Emergency Planning for Business & Industry

Click for Latest Disaster Information

It’s important for businesses to plan and prepare for a hurricane or any emergency that could affect normal operations and employees. A large-scale disaster anywhere in the state could disrupt normal operations for any business, which is why it is important for every business to have continuity and safety plans in place prior to a major incident.

Business owners should develop a recovery plan for their business by taking the following precautions:

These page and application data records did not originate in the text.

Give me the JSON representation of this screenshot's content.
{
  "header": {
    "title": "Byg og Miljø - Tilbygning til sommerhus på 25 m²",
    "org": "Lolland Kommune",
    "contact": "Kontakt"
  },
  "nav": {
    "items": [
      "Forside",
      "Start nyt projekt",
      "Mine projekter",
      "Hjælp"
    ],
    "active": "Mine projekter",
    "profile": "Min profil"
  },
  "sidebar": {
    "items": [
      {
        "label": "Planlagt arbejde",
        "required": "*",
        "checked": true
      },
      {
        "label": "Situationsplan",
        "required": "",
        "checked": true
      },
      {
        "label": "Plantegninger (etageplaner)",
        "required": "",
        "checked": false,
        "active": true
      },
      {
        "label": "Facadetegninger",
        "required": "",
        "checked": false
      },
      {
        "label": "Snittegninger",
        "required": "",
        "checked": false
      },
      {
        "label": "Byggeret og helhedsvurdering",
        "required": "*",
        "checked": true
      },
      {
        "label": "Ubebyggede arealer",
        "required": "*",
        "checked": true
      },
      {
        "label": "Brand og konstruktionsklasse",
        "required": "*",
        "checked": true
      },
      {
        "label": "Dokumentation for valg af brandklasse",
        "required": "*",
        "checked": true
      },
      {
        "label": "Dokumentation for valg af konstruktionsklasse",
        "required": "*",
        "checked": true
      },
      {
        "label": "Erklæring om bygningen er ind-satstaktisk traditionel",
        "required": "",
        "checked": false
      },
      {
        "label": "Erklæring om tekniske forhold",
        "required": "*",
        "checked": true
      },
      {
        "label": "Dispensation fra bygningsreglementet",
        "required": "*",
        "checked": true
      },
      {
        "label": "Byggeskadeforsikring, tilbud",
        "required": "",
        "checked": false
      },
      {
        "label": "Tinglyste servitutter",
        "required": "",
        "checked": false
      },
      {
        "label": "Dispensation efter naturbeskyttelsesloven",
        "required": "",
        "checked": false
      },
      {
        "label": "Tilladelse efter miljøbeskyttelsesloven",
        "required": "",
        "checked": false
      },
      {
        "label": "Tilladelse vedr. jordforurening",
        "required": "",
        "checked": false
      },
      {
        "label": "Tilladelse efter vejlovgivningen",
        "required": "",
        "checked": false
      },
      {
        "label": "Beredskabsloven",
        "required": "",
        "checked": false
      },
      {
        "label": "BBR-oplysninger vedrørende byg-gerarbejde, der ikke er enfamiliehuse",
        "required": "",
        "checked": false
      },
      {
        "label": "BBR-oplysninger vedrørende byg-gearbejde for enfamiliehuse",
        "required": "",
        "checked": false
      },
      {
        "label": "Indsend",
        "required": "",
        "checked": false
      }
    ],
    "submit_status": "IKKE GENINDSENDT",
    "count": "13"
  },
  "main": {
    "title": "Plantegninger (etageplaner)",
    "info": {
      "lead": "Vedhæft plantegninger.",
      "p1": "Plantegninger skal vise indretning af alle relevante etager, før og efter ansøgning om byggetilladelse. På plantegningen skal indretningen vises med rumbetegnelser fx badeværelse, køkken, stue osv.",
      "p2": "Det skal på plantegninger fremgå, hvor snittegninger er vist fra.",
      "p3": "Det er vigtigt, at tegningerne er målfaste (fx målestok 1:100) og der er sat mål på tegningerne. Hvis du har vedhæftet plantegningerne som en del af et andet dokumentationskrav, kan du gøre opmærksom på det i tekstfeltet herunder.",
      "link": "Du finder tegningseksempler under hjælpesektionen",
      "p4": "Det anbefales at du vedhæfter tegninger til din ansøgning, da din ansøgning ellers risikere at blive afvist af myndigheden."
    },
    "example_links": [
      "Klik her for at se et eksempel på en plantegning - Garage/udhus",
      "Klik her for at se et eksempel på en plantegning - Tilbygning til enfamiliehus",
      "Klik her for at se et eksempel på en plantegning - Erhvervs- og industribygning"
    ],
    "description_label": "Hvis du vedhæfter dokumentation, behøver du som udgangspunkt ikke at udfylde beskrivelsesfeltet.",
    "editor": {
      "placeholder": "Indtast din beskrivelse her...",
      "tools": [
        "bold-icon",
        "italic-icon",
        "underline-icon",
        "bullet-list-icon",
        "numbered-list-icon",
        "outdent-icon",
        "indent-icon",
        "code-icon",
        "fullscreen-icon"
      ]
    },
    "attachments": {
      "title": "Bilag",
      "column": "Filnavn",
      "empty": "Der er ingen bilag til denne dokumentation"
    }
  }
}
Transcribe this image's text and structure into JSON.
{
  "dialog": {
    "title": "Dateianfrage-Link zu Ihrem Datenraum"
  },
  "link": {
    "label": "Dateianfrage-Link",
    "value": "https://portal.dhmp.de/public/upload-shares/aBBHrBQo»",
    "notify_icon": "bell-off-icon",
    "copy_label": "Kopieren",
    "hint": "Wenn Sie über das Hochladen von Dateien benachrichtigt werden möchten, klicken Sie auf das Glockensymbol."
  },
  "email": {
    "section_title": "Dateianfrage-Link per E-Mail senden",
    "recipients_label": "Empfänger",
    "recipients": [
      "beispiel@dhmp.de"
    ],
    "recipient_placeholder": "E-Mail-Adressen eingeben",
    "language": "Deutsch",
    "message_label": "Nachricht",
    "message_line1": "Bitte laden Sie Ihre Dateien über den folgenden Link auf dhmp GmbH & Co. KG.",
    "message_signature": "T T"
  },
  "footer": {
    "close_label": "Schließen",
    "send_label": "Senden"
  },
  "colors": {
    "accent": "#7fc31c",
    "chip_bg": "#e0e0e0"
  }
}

  • Include emergency preparedness information in company newsletters, company intranet, employee emails or other company communication tools.
  • Consider a telephone calling tree or a voice recording to communicate with employees during an emergency.
  • Designate an out-of-town number where employees can leave an, “I’m okay” message during a catastrophic disaster.
  • If you have employees with disabilities or functional needs, talk with them about what their needs may be during a disaster.
  • Plan for payroll continuity.
  • Review and practice what you and your employees intend to do during and after an emergency.
  • Establish facility shutdown procedures.
  • Establish warning and evacuation procedures.
  • Make plans for assisting employees who may need transportation.
  • Make plans for communicating with employees' families before and after a hurricane.
  • Purchase a NOAA Weather Radio with a warning alarm tone and battery backup.
  • Survey your facility. Make plans to protect outside equipment and structures.
  • Check if your phone system will work without electricity. If not, have at least one phone line that can operate without electricity.
  • Make plans to protect windows. Permanent storm shutters offer the best protection. Covering windows with plywood is a second option.
  • Consider the need for backup systems such as portable pumps to remove floodwater and generators to provide emergency power.
  • Prepare to move records, computers and other items within your facility or to another location.
  • Consider how to recover any digital data if there is a significant power outage or if computers and servers are damaged. Keep tax and payroll records, records of inventory and essential information at an alternate site.
  • Establish an alternate operating location and back-up suppliers.
  • Maintain three to five days of inventory. If a disaster occurs, the loss isn’t as great.


Additional Resources: